We started at the Long Path off of South Mountain Road near Ridge Road, and took the Long Path up the mountain. The beginning part is a mild climb, and it then evens out, before a more serious climb to the summit. We took this trail up to the top, where there is a fantastic, 360 degree view looking over the entire Rockland county, Westchester across the river, and the Manhattan skyline is clearly visible in the distance.
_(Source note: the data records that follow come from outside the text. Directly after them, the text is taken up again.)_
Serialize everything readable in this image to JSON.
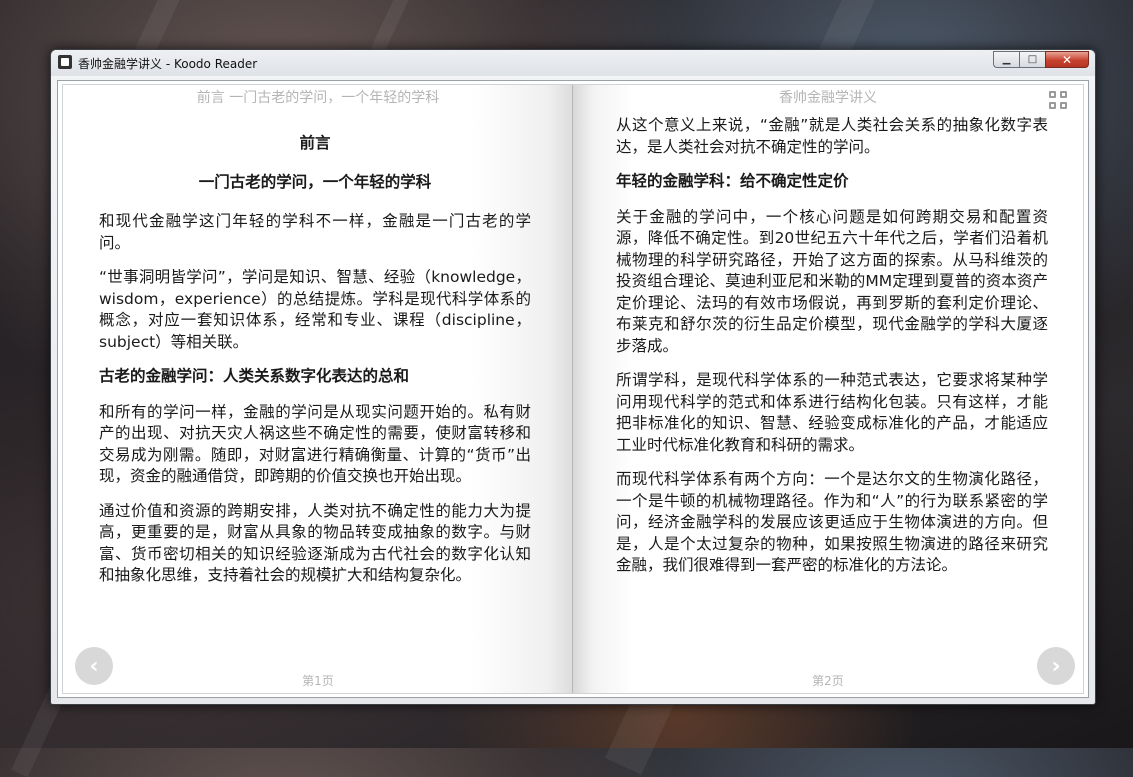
{
  "window": {
    "title": "香帅金融学讲义 - Koodo Reader",
    "min_label": "▁",
    "max_label": "□",
    "close_label": "✕"
  },
  "left_page": {
    "running_head": "前言 一门古老的学问，一个年轻的学科",
    "page_number": "第1页",
    "heading": "前言",
    "subheading": "一门古老的学问，一个年轻的学科",
    "p1": "和现代金融学这门年轻的学科不一样，金融是一门古老的学问。",
    "p2": "“世事洞明皆学问”，学问是知识、智慧、经验（knowledge，wisdom，experience）的总结提炼。学科是现代科学体系的概念，对应一套知识体系，经常和专业、课程（discipline，subject）等相关联。",
    "h_section": "古老的金融学问：人类关系数字化表达的总和",
    "p3": "和所有的学问一样，金融的学问是从现实问题开始的。私有财产的出现、对抗天灾人祸这些不确定性的需要，使财富转移和交易成为刚需。随即，对财富进行精确衡量、计算的“货币”出现，资金的融通借贷，即跨期的价值交换也开始出现。",
    "p4": "通过价值和资源的跨期安排，人类对抗不确定性的能力大为提高，更重要的是，财富从具象的物品转变成抽象的数字。与财富、货币密切相关的知识经验逐渐成为古代社会的数字化认知和抽象化思维，支持着社会的规模扩大和结构复杂化。"
  },
  "right_page": {
    "running_head": "香帅金融学讲义",
    "page_number": "第2页",
    "p1": "从这个意义上来说，“金融”就是人类社会关系的抽象化数字表达，是人类社会对抗不确定性的学问。",
    "h_section": "年轻的金融学科：给不确定性定价",
    "p2": "关于金融的学问中，一个核心问题是如何跨期交易和配置资源，降低不确定性。到20世纪五六十年代之后，学者们沿着机械物理的科学研究路径，开始了这方面的探索。从马科维茨的投资组合理论、莫迪利亚尼和米勒的MM定理到夏普的资本资产定价理论、法玛的有效市场假说，再到罗斯的套利定价理论、布莱克和舒尔茨的衍生品定价模型，现代金融学的学科大厦逐步落成。",
    "p3": "所谓学科，是现代科学体系的一种范式表达，它要求将某种学问用现代科学的范式和体系进行结构化包装。只有这样，才能把非标准化的知识、智慧、经验变成标准化的产品，才能适应工业时代标准化教育和科研的需求。",
    "p4": "而现代科学体系有两个方向：一个是达尔文的生物演化路径，一个是牛顿的机械物理路径。作为和“人”的行为联系紧密的学问，经济金融学科的发展应该更适应于生物体演进的方向。但是，人是个太过复杂的物种，如果按照生物演进的路径来研究金融，我们很难得到一套严密的标准化的方法论。"
  },
  "nav": {
    "prev_icon": "‹",
    "next_icon": "›"
  },
  "icons": {
    "app": "koodo-reader-icon",
    "grid": "grid-view-icon",
    "prev": "chevron-left-icon",
    "next": "chevron-right-icon"
  }
}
The mountain sits directly over Haverstraw, which provides the viewer an unobstructed view of the urbanized landscape below, which also includes West Haverstraw, Garnerville, and Stony Point.
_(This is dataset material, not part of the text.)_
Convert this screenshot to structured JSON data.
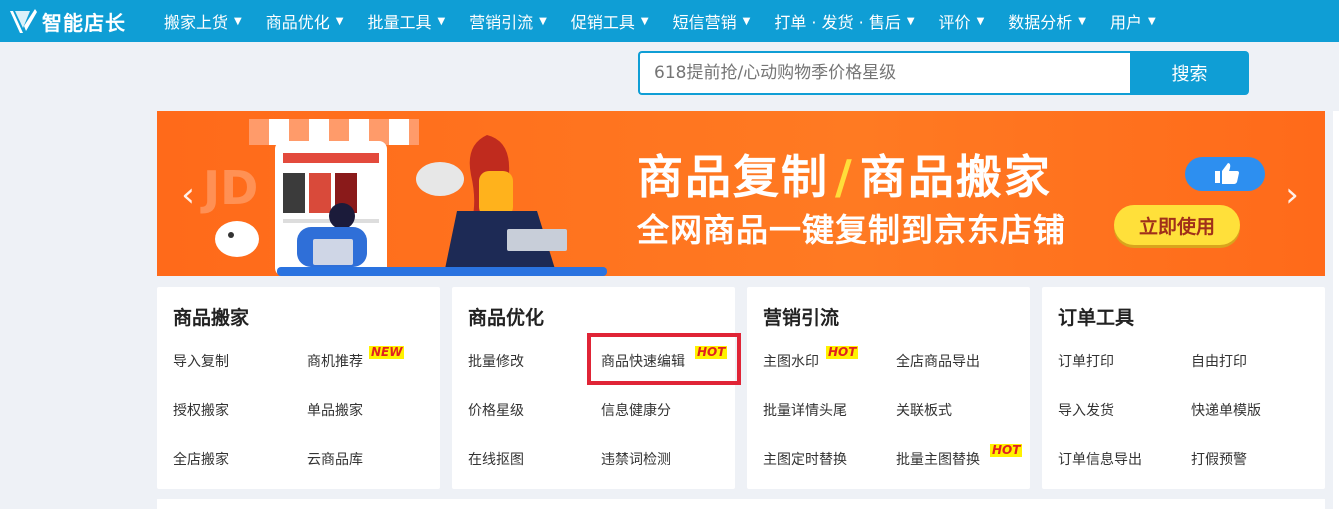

After High Tor, we continued along the Long Path towards Little Tor. Little Tor is a very similar formation in the Palisades as High Tor, with a rocky Promenade sticking out from the surrounding area. We veered off the Long Path the short Little Tor path, which goes to to the summit where there is another excellent view. Instead of turning around at the end of the short dead end trail, we bushwacked down the northwestern side of the mountain back to the Long Path. We then continued along the Long Path to the trailhead at South Central Highway where we had our other car.

Map of the Route.
Palisades Trails (northernmost map)

Shimmy on the Final Ascent Towards the High Tor Summit

Lake DeForest from the High Tor Summit

New Condo Development on the Hudson River,
and Across the River into Westchester, from the High Tor Summit

Zoomed Out into Haverstraw from High Tor Summit

Looking North Into the Hudson River and Hudson Highlands

The Manhattan Skyline from High Tor Summit

New City from the High Tor Summit

Looking Southeast Towards the Hudson River and Hook Mountain

Looking into Ossining from Across the Hudson River

Zoomed Into Colorful Houses in Haverstraw

Hudson River and Hudson Highlands, Looking North.

Looking West Towards Concklin Farm and Ramapo Mountains

Another View of the Manhattan Skyline

Zoomed Out Over Haverstraw from the Summit

Me at High Tor Summit

Bowline Park in Haverstraw

Bowline Poweline, Haverstraw, and Train from Little Tor

The same view at Little Tor, Zoomed Out

View at Little Tor, Looking North

View from Little Tor Looking Northwest

Shimmy at Little Tor

Looking at the Western Ridge of the Palisades from Little Tor

Looking over Garnerville from Little Tor